Listed entries:
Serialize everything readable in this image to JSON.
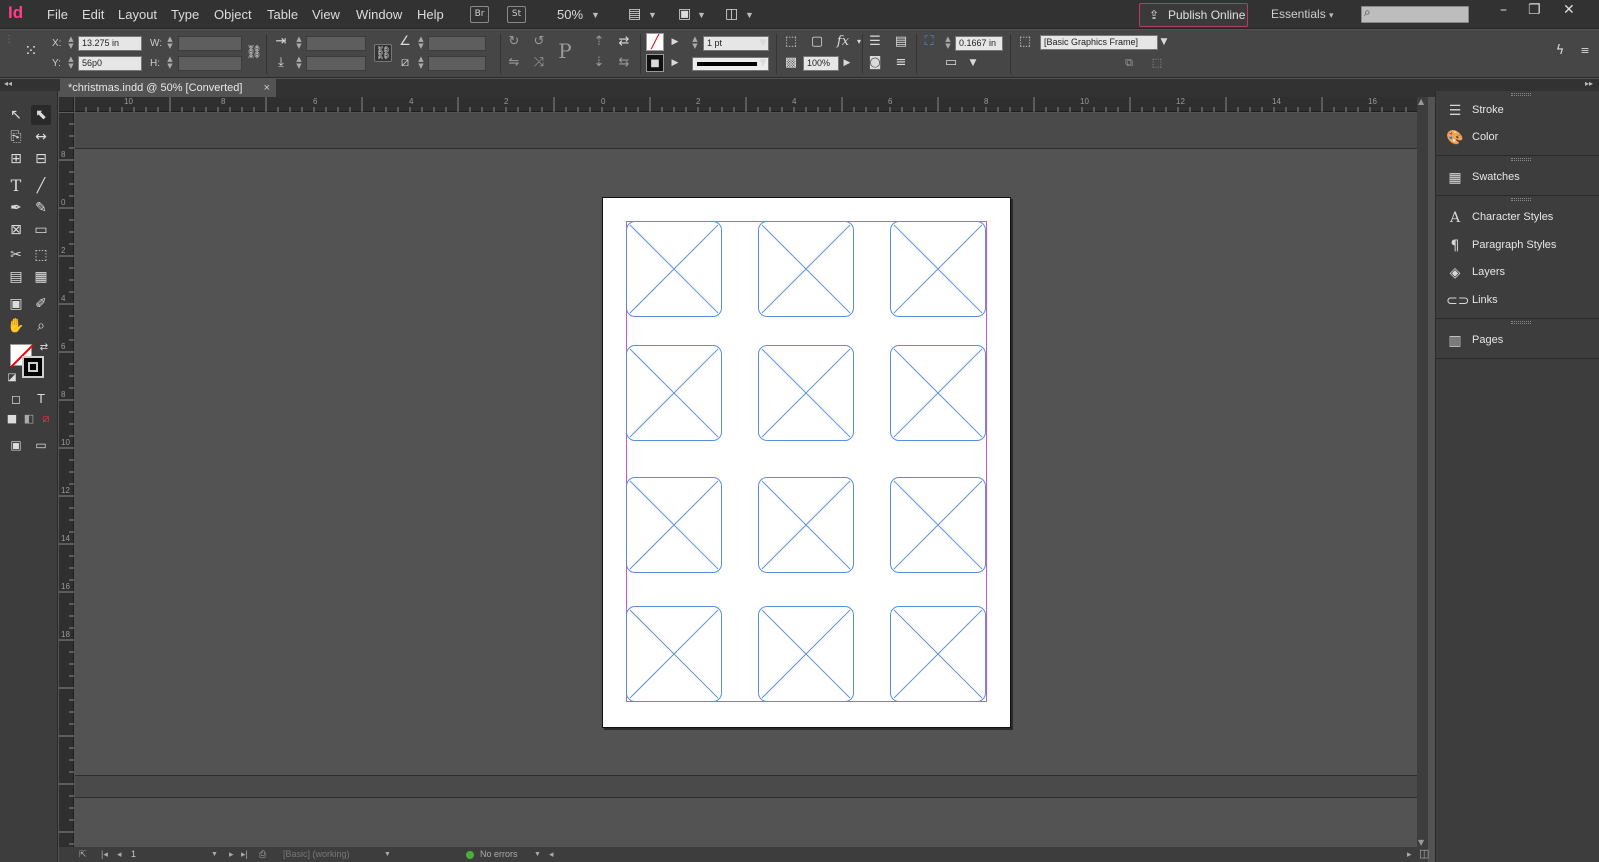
{
  "app": {
    "logo": "Id",
    "menus": [
      "File",
      "Edit",
      "Layout",
      "Type",
      "Object",
      "Table",
      "View",
      "Window",
      "Help"
    ],
    "bridge": "Br",
    "stock": "St",
    "zoom": "50%",
    "publish_label": "Publish Online",
    "workspace": "Essentials",
    "window_controls": [
      "–",
      "❐",
      "✕"
    ]
  },
  "control_panel": {
    "x_label": "X:",
    "x_value": "13.275 in",
    "y_label": "Y:",
    "y_value": "56p0",
    "w_label": "W:",
    "h_label": "H:",
    "stroke_weight": "1 pt",
    "opacity": "100%",
    "offset": "0.1667 in",
    "object_style": "[Basic Graphics Frame]"
  },
  "document": {
    "tab_title": "*christmas.indd @ 50% [Converted]",
    "close": "×"
  },
  "rulers": {
    "h_ticks": [
      "10",
      "8",
      "6",
      "4",
      "2",
      "0",
      "2",
      "4",
      "6",
      "8",
      "10",
      "12",
      "14",
      "16"
    ],
    "v_ticks": [
      "8",
      "0",
      "2",
      "4",
      "6",
      "8",
      "10",
      "12",
      "14",
      "16",
      "18"
    ]
  },
  "status": {
    "page": "1",
    "preflight_profile": "[Basic] (working)",
    "errors": "No errors"
  },
  "panels": [
    {
      "icon": "stroke-icon",
      "label": "Stroke"
    },
    {
      "icon": "color-icon",
      "label": "Color"
    },
    {
      "icon": "swatches-icon",
      "label": "Swatches"
    },
    {
      "icon": "character-styles-icon",
      "label": "Character Styles"
    },
    {
      "icon": "paragraph-styles-icon",
      "label": "Paragraph Styles"
    },
    {
      "icon": "layers-icon",
      "label": "Layers"
    },
    {
      "icon": "links-icon",
      "label": "Links"
    },
    {
      "icon": "pages-icon",
      "label": "Pages"
    }
  ],
  "colors": {
    "accent": "#ff3d8b",
    "frame_stroke": "#5a8fd6",
    "margin_guide": "#c25ccf"
  }
}
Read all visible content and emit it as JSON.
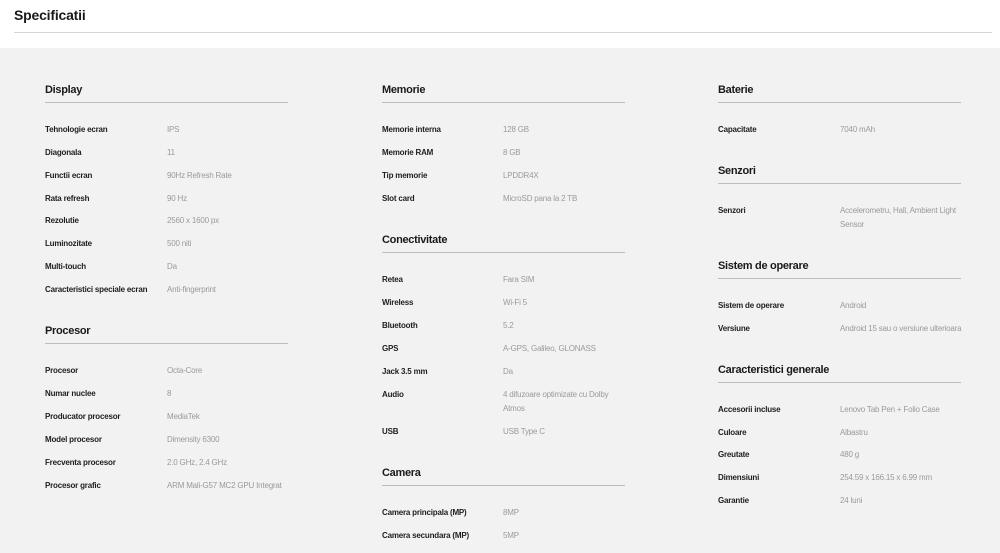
{
  "page": {
    "title": "Specificatii"
  },
  "sections": {
    "display": {
      "title": "Display",
      "rows": [
        {
          "label": "Tehnologie ecran",
          "value": "IPS"
        },
        {
          "label": "Diagonala",
          "value": "11"
        },
        {
          "label": "Functii ecran",
          "value": "90Hz Refresh Rate"
        },
        {
          "label": "Rata refresh",
          "value": "90 Hz"
        },
        {
          "label": "Rezolutie",
          "value": "2560 x 1600 px"
        },
        {
          "label": "Luminozitate",
          "value": "500 niti"
        },
        {
          "label": "Multi-touch",
          "value": "Da"
        },
        {
          "label": "Caracteristici speciale ecran",
          "value": "Anti-fingerprint"
        }
      ]
    },
    "procesor": {
      "title": "Procesor",
      "rows": [
        {
          "label": "Procesor",
          "value": "Octa-Core"
        },
        {
          "label": "Numar nuclee",
          "value": "8"
        },
        {
          "label": "Producator procesor",
          "value": "MediaTek"
        },
        {
          "label": "Model procesor",
          "value": "Dimensity 6300"
        },
        {
          "label": "Frecventa procesor",
          "value": "2.0 GHz, 2.4 GHz"
        },
        {
          "label": "Procesor grafic",
          "value": "ARM Mali-G57 MC2 GPU Integrat"
        }
      ]
    },
    "memorie": {
      "title": "Memorie",
      "rows": [
        {
          "label": "Memorie interna",
          "value": "128 GB"
        },
        {
          "label": "Memorie RAM",
          "value": "8 GB"
        },
        {
          "label": "Tip memorie",
          "value": "LPDDR4X"
        },
        {
          "label": "Slot card",
          "value": "MicroSD pana la 2 TB"
        }
      ]
    },
    "conectivitate": {
      "title": "Conectivitate",
      "rows": [
        {
          "label": "Retea",
          "value": "Fara SIM"
        },
        {
          "label": "Wireless",
          "value": "Wi-Fi 5"
        },
        {
          "label": "Bluetooth",
          "value": "5.2"
        },
        {
          "label": "GPS",
          "value": "A-GPS, Galileo, GLONASS"
        },
        {
          "label": "Jack 3.5 mm",
          "value": "Da"
        },
        {
          "label": "Audio",
          "value": "4 difuzoare optimizate cu Dolby Atmos"
        },
        {
          "label": "USB",
          "value": "USB Type C"
        }
      ]
    },
    "camera": {
      "title": "Camera",
      "rows": [
        {
          "label": "Camera principala (MP)",
          "value": "8MP"
        },
        {
          "label": "Camera secundara (MP)",
          "value": "5MP"
        }
      ]
    },
    "baterie": {
      "title": "Baterie",
      "rows": [
        {
          "label": "Capacitate",
          "value": "7040 mAh"
        }
      ]
    },
    "senzori": {
      "title": "Senzori",
      "rows": [
        {
          "label": "Senzori",
          "value": "Accelerometru, Hall, Ambient Light Sensor"
        }
      ]
    },
    "sistem_operare": {
      "title": "Sistem de operare",
      "rows": [
        {
          "label": "Sistem de operare",
          "value": "Android"
        },
        {
          "label": "Versiune",
          "value": "Android 15 sau o versiune ulterioara"
        }
      ]
    },
    "caracteristici_generale": {
      "title": "Caracteristici generale",
      "rows": [
        {
          "label": "Accesorii incluse",
          "value": "Lenovo Tab Pen + Folio Case"
        },
        {
          "label": "Culoare",
          "value": "Albastru"
        },
        {
          "label": "Greutate",
          "value": "480 g"
        },
        {
          "label": "Dimensiuni",
          "value": "254.59 x 166.15 x 6.99 mm"
        },
        {
          "label": "Garantie",
          "value": "24 luni"
        }
      ]
    }
  }
}
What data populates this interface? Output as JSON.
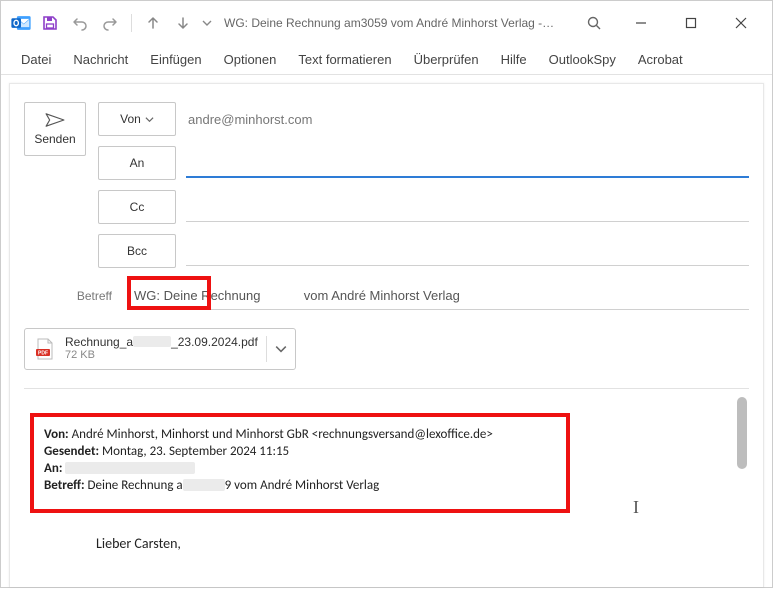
{
  "title": "WG: Deine Rechnung am3059 vom André Minhorst Verlag  -…",
  "menu": [
    "Datei",
    "Nachricht",
    "Einfügen",
    "Optionen",
    "Text formatieren",
    "Überprüfen",
    "Hilfe",
    "OutlookSpy",
    "Acrobat"
  ],
  "send_label": "Senden",
  "fields": {
    "from_btn": "Von",
    "from_value": "andre@minhorst.com",
    "to_btn": "An",
    "to_value": "",
    "cc_btn": "Cc",
    "cc_value": "",
    "bcc_btn": "Bcc",
    "bcc_value": ""
  },
  "subject_label": "Betreff",
  "subject_value": "WG: Deine Rechnung            vom André Minhorst Verlag",
  "attachment": {
    "name_prefix": "Rechnung_a",
    "name_suffix": "_23.09.2024.pdf",
    "size": "72 KB"
  },
  "quoted": {
    "from_label": "Von:",
    "from_value": "André Minhorst, Minhorst und Minhorst GbR <rechnungsversand@lexoffice.de>",
    "sent_label": "Gesendet:",
    "sent_value": "Montag, 23. September 2024 11:15",
    "to_label": "An:",
    "subject_label": "Betreff:",
    "subject_prefix": "Deine Rechnung a",
    "subject_suffix": "9 vom André Minhorst Verlag"
  },
  "greeting": "Lieber Carsten,"
}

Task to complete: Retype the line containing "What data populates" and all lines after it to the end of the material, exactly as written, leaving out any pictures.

Answer to the problem:
What data populates this interface? Output as JSON.
{
  "title": "WG: Deine Rechnung am3059 vom André Minhorst Verlag  -…",
  "menu": [
    "Datei",
    "Nachricht",
    "Einfügen",
    "Optionen",
    "Text formatieren",
    "Überprüfen",
    "Hilfe",
    "OutlookSpy",
    "Acrobat"
  ],
  "send_label": "Senden",
  "fields": {
    "from_btn": "Von",
    "from_value": "andre@minhorst.com",
    "to_btn": "An",
    "to_value": "",
    "cc_btn": "Cc",
    "cc_value": "",
    "bcc_btn": "Bcc",
    "bcc_value": ""
  },
  "subject_label": "Betreff",
  "subject_value": "WG: Deine Rechnung            vom André Minhorst Verlag",
  "attachment": {
    "name_prefix": "Rechnung_a",
    "name_suffix": "_23.09.2024.pdf",
    "size": "72 KB"
  },
  "quoted": {
    "from_label": "Von:",
    "from_value": "André Minhorst, Minhorst und Minhorst GbR <rechnungsversand@lexoffice.de>",
    "sent_label": "Gesendet:",
    "sent_value": "Montag, 23. September 2024 11:15",
    "to_label": "An:",
    "subject_label": "Betreff:",
    "subject_prefix": "Deine Rechnung a",
    "subject_suffix": "9 vom André Minhorst Verlag"
  },
  "greeting": "Lieber Carsten,"
}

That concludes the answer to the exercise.